> **Extracted data**:
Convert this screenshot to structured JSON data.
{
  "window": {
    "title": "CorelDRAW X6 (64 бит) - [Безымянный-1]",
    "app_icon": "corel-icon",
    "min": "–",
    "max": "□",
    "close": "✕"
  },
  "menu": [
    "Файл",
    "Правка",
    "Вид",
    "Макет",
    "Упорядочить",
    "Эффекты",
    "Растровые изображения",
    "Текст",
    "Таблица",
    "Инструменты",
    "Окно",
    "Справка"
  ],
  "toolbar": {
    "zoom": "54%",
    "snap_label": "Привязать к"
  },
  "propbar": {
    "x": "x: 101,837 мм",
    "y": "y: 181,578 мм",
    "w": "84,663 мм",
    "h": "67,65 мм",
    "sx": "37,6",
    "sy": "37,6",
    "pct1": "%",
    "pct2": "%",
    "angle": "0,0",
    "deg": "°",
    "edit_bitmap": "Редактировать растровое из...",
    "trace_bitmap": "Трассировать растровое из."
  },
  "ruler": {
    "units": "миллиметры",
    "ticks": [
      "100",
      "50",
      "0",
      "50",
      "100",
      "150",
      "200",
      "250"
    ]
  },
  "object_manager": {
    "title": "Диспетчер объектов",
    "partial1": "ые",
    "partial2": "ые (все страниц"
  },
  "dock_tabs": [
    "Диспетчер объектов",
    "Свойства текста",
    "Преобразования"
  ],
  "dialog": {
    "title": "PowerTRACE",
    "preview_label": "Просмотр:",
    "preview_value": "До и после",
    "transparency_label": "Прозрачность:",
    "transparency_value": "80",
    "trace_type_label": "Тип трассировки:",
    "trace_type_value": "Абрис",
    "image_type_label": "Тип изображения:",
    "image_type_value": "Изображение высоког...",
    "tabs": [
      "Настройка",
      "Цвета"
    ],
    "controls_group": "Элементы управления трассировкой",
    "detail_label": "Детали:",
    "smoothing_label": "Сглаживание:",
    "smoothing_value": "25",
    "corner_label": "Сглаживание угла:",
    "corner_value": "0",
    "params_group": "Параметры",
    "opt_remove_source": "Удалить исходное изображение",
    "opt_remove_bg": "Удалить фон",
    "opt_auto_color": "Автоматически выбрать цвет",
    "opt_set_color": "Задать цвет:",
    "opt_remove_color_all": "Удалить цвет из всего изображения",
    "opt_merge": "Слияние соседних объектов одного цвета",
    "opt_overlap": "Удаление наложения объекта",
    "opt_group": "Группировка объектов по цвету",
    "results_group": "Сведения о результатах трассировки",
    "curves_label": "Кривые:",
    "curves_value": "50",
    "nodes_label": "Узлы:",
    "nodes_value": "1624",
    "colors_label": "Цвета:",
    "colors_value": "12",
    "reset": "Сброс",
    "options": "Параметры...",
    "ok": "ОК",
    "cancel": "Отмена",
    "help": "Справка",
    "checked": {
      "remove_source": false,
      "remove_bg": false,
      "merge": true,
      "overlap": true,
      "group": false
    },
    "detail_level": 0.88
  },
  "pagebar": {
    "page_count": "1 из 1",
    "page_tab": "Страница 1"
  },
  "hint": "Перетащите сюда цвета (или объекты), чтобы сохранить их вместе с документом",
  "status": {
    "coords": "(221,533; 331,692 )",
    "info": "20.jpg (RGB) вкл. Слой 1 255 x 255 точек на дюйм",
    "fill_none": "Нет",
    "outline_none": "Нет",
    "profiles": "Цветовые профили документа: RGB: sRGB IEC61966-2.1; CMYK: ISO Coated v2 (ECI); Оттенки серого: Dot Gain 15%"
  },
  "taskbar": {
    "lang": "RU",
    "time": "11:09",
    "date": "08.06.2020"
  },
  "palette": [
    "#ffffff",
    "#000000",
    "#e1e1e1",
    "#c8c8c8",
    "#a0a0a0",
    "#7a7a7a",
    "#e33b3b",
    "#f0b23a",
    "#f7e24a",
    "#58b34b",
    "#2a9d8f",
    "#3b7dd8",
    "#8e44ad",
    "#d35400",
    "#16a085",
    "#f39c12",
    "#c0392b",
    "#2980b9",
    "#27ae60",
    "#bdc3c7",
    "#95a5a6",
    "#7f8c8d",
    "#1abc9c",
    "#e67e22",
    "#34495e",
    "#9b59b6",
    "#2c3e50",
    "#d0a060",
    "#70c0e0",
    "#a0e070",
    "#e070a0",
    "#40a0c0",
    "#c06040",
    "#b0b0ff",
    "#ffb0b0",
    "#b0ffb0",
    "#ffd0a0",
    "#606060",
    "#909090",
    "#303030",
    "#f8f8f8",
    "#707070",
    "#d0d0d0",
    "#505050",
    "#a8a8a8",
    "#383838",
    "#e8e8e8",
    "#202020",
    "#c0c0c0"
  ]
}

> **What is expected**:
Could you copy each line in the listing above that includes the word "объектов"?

> **Solution**:
    "title": "Диспетчер объектов",
    "Диспетчер объектов",
    "opt_merge": "Слияние соседних объектов одного цвета",
    "opt_group": "Группировка объектов по цвету",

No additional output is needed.